Purpose of Production
The gilded age produced a rapidly expanding middle class, where there used to only be upper and lower classes of income. This new class wanted to partake of the beautiful lifestyle of the upper class, but they didn’t have the same budget. Milk glass stepped in as a much cheaper alternative to porcelain. It provided the middle class with similar-looking white decorative pieces in a much more cost-effective manufacturing process.
Glass manufacturers would closely imitate the popular porcelain styles from high-end porcelain manufacturers like Wedgwood and Spode. Glass companies saw great success following current trends and marketing to the growing middle class with growing wallets. (Source)
Currently, milk glass is not so popular and is produced in much lower quantities. The more recently a piece was produced, the less valuable it becomes. The main attraction of milk glass today is for collectors. Milk glassware is a great collector’s item because of its wide availability and affordability.
Popularity Through History
The earliest production of opaque glass was seen in the 1500s in Italy. In the U.S., opaque glass was being produced by at least 1850. When people talk about milk glass, they are not typically referring to these early versions but to the more mass-produced pieces from later eras.
The first surge in popularity however didn’t begin until the late 1880s and continued through the first few years of the 1900s. This lines up perfectly with the rapid economic growth of the gilded age in the United States, especially in the North. An economic depression at the turn of the century made luxuries like decorative glassware unrealistic for most families, and the production of decorative milk glass tapered off for a time.
In the early to mid-1900s, milk glass production was much more focused on more practical uses. After all, it was still a very cheap and relatively sturdy material to produce. Milk glass was used as packaging bottles for anything from food to cosmetics. (Source)
The mid-1900s saw a resurgence of popularity for milk glass. The end of World War II helped create the image of the typical suburban American family and housewife. Glassware manufacturers monopolized the new American desire for the perfect family and home and marketed classy decorative pieces to these middle-class housewives. Eventually, the milk glass look went out of style as any trend does. (Source)
Modern milk glass is still being produced, but it is not very popular or trendy. The vintage milk glass is what people are after today. It is generally a pretty affordable collector’s item unless it is a really old piece. The various styles and mass production that occurred throughout history make pieces readily available to collectors with all sorts of style preferences.
There is not a lot of information on manufacturers of glassware in the earliest stages of opaque glass, but the popularity surges make it much easier to track production. One early manufacturer of opaque glass in the United States would be the Boston & Sandwich Glass Company from Massachusetts. This company was definitely creating opaque glass by 1850.

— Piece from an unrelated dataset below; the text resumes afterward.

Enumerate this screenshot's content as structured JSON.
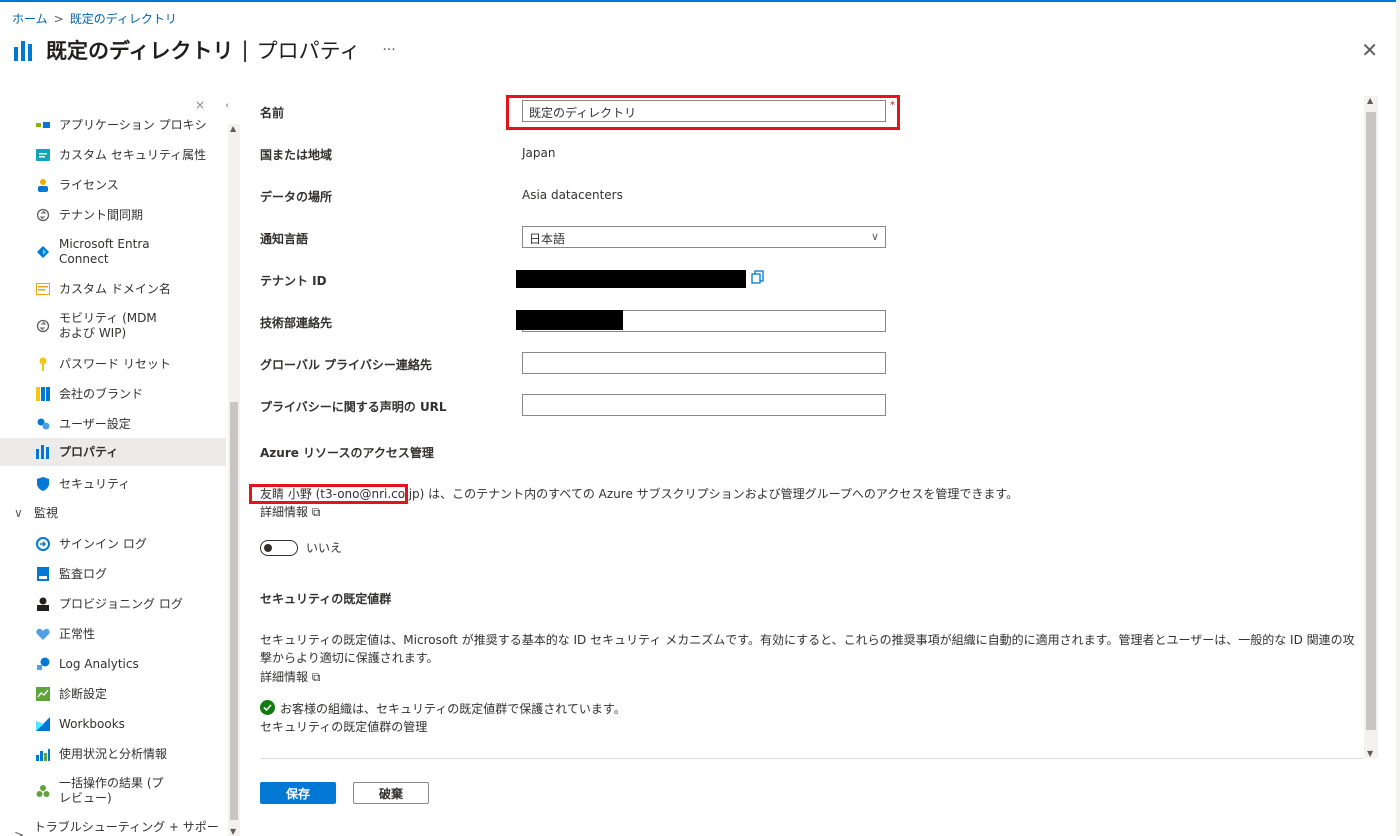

Most of the late 1800s producers of glassware in the U.S. were located in either Pennsylvania or West Virginia. The Northern states were hotbeds for production, which was convenient since a huge portion of customers also lived in that area. Popular Pennsylvania companies included McKee & Bros, Pittsburgh and Jeannette, Dithridge & Company, and Gillinder & Sons. Some West Virginia companies during the 1800s were Eagle Glass & Manufacturing Company and the Central Glass Company of Wheeling. These are some of the most popular milk glass manufacturers from the late 1800s and early 1900s, but most glass companies from this time would produce at least some quantity of milk glass.
Fenton Art Glass Company and Westmoreland Glass Company were big names in the mid-1900s because of their signature pattern contributions to the industry. Fenton introduced hobnail, a raised dot pattern that is still popular on today’s glassware. Westmoreland popularized the paneled grape pattern that can now be found all over milk glass.

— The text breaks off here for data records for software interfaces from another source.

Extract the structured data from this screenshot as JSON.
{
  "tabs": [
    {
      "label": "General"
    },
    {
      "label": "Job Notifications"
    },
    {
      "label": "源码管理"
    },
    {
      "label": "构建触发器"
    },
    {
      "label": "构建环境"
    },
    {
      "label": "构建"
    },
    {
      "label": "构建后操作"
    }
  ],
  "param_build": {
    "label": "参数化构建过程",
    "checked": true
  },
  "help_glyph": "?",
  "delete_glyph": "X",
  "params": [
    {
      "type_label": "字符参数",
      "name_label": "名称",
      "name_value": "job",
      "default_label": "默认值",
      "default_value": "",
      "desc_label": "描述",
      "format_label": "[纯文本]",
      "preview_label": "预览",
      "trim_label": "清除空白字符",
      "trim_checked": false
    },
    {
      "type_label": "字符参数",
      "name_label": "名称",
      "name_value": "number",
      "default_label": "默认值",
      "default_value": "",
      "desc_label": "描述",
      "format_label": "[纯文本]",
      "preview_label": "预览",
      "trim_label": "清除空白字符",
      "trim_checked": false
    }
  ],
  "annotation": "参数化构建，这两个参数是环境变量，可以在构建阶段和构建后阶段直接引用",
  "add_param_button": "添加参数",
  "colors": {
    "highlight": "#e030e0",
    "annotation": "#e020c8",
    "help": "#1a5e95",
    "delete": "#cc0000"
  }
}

Check out our article on distinguishing between different types of milk glass.